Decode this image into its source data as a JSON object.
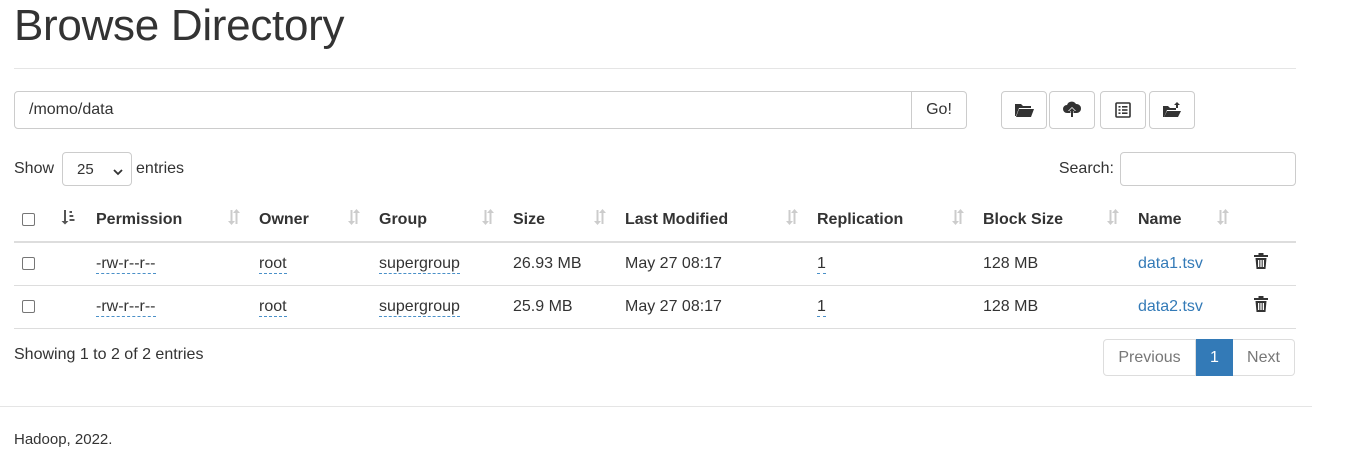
{
  "page": {
    "title": "Browse Directory"
  },
  "path_bar": {
    "value": "/momo/data",
    "go_label": "Go!"
  },
  "toolbar": [
    "folder-open-icon",
    "cloud-upload-icon",
    "list-alt-icon",
    "folder-upload-icon"
  ],
  "length": {
    "show_label": "Show",
    "selected": "25",
    "entries_label": "entries"
  },
  "search": {
    "label": "Search:",
    "value": ""
  },
  "table": {
    "headers": {
      "permission": "Permission",
      "owner": "Owner",
      "group": "Group",
      "size": "Size",
      "last_modified": "Last Modified",
      "replication": "Replication",
      "block_size": "Block Size",
      "name": "Name"
    },
    "rows": [
      {
        "permission": "-rw-r--r--",
        "owner": "root",
        "group": "supergroup",
        "size": "26.93 MB",
        "last_modified": "May 27 08:17",
        "replication": "1",
        "block_size": "128 MB",
        "name": "data1.tsv"
      },
      {
        "permission": "-rw-r--r--",
        "owner": "root",
        "group": "supergroup",
        "size": "25.9 MB",
        "last_modified": "May 27 08:17",
        "replication": "1",
        "block_size": "128 MB",
        "name": "data2.tsv"
      }
    ]
  },
  "info": {
    "text": "Showing 1 to 2 of 2 entries"
  },
  "pagination": {
    "previous": "Previous",
    "current": "1",
    "next": "Next"
  },
  "footer": {
    "text": "Hadoop, 2022."
  },
  "colors": {
    "link": "#337ab7",
    "active_page": "#337ab7",
    "border": "#dddddd"
  }
}
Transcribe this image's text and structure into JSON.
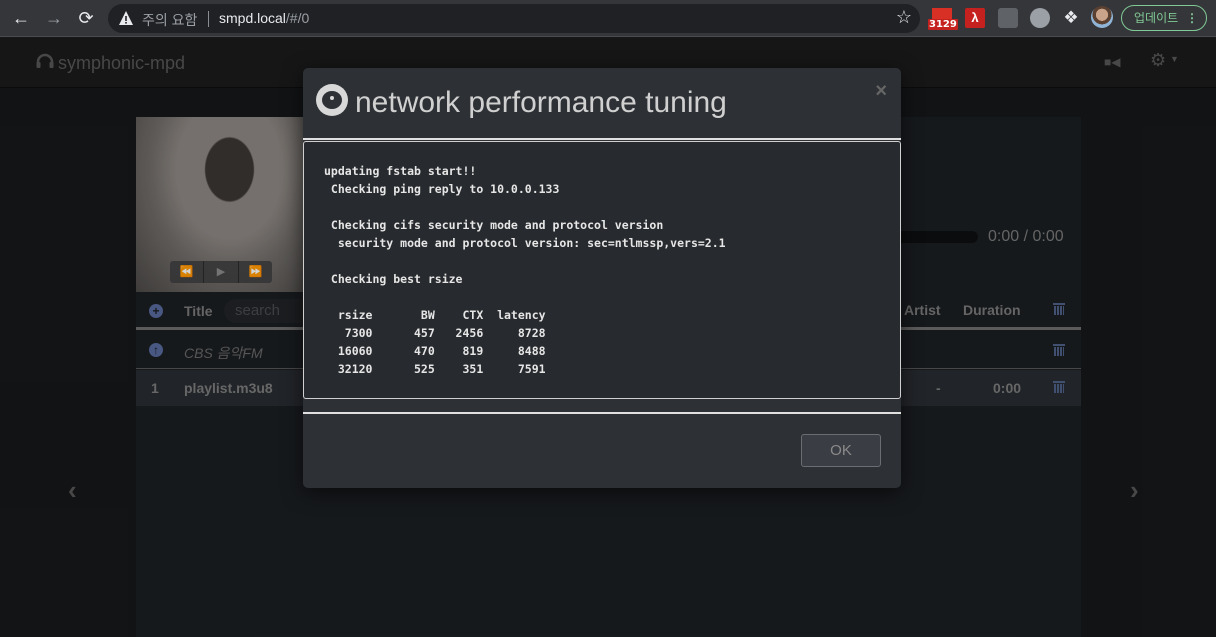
{
  "browser": {
    "back_icon": "arrow-left-icon",
    "forward_icon": "arrow-right-icon",
    "reload_icon": "reload-icon",
    "security_warning": "주의 요함",
    "url_host": "smpd.local",
    "url_path": "/#/0",
    "gmail_badge": "3129",
    "update_label": "업데이트",
    "menu_dots": "⋮"
  },
  "app": {
    "brand": "symphonic-mpd",
    "time": "0:00 / 0:00",
    "search_placeholder": "search",
    "columns": {
      "title": "Title",
      "artist": "Artist",
      "duration": "Duration"
    },
    "current_stream": "CBS 음악FM",
    "playlist": [
      {
        "index": "1",
        "title": "playlist.m3u8",
        "artist": "-",
        "duration": "0:00"
      }
    ]
  },
  "modal": {
    "title": "network performance tuning",
    "log_lines": [
      "updating fstab start!!",
      " Checking ping reply to 10.0.0.133",
      "",
      " Checking cifs security mode and protocol version",
      "  security mode and protocol version: sec=ntlmssp,vers=2.1",
      "",
      " Checking best rsize",
      "",
      "  rsize       BW    CTX  latency",
      "   7300      457   2456     8728",
      "  16060      470    819     8488",
      "  32120      525    351     7591"
    ],
    "rsize_table": {
      "headers": [
        "rsize",
        "BW",
        "CTX",
        "latency"
      ],
      "rows": [
        [
          "7300",
          "457",
          "2456",
          "8728"
        ],
        [
          "16060",
          "470",
          "819",
          "8488"
        ],
        [
          "32120",
          "525",
          "351",
          "7591"
        ]
      ]
    },
    "ok_label": "OK",
    "close_label": "×"
  }
}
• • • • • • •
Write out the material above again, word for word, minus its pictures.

Decode this image into its source data as a JSON object.
{
  "page": {
    "title": "Browse Directory"
  },
  "path_bar": {
    "value": "/momo/data",
    "go_label": "Go!"
  },
  "toolbar": [
    "folder-open-icon",
    "cloud-upload-icon",
    "list-alt-icon",
    "folder-upload-icon"
  ],
  "length": {
    "show_label": "Show",
    "selected": "25",
    "entries_label": "entries"
  },
  "search": {
    "label": "Search:",
    "value": ""
  },
  "table": {
    "headers": {
      "permission": "Permission",
      "owner": "Owner",
      "group": "Group",
      "size": "Size",
      "last_modified": "Last Modified",
      "replication": "Replication",
      "block_size": "Block Size",
      "name": "Name"
    },
    "rows": [
      {
        "permission": "-rw-r--r--",
        "owner": "root",
        "group": "supergroup",
        "size": "26.93 MB",
        "last_modified": "May 27 08:17",
        "replication": "1",
        "block_size": "128 MB",
        "name": "data1.tsv"
      },
      {
        "permission": "-rw-r--r--",
        "owner": "root",
        "group": "supergroup",
        "size": "25.9 MB",
        "last_modified": "May 27 08:17",
        "replication": "1",
        "block_size": "128 MB",
        "name": "data2.tsv"
      }
    ]
  },
  "info": {
    "text": "Showing 1 to 2 of 2 entries"
  },
  "pagination": {
    "previous": "Previous",
    "current": "1",
    "next": "Next"
  },
  "footer": {
    "text": "Hadoop, 2022."
  },
  "colors": {
    "link": "#337ab7",
    "active_page": "#337ab7",
    "border": "#dddddd"
  }
}
Transcribe this image's text and structure into JSON.
{
  "browser": {
    "back_icon": "arrow-left-icon",
    "forward_icon": "arrow-right-icon",
    "reload_icon": "reload-icon",
    "security_warning": "주의 요함",
    "url_host": "smpd.local",
    "url_path": "/#/0",
    "gmail_badge": "3129",
    "update_label": "업데이트",
    "menu_dots": "⋮"
  },
  "app": {
    "brand": "symphonic-mpd",
    "time": "0:00 / 0:00",
    "search_placeholder": "search",
    "columns": {
      "title": "Title",
      "artist": "Artist",
      "duration": "Duration"
    },
    "current_stream": "CBS 음악FM",
    "playlist": [
      {
        "index": "1",
        "title": "playlist.m3u8",
        "artist": "-",
        "duration": "0:00"
      }
    ]
  },
  "modal": {
    "title": "network performance tuning",
    "log_lines": [
      "updating fstab start!!",
      " Checking ping reply to 10.0.0.133",
      "",
      " Checking cifs security mode and protocol version",
      "  security mode and protocol version: sec=ntlmssp,vers=2.1",
      "",
      " Checking best rsize",
      "",
      "  rsize       BW    CTX  latency",
      "   7300      457   2456     8728",
      "  16060      470    819     8488",
      "  32120      525    351     7591"
    ],
    "rsize_table": {
      "headers": [
        "rsize",
        "BW",
        "CTX",
        "latency"
      ],
      "rows": [
        [
          "7300",
          "457",
          "2456",
          "8728"
        ],
        [
          "16060",
          "470",
          "819",
          "8488"
        ],
        [
          "32120",
          "525",
          "351",
          "7591"
        ]
      ]
    },
    "ok_label": "OK",
    "close_label": "×"
  }
}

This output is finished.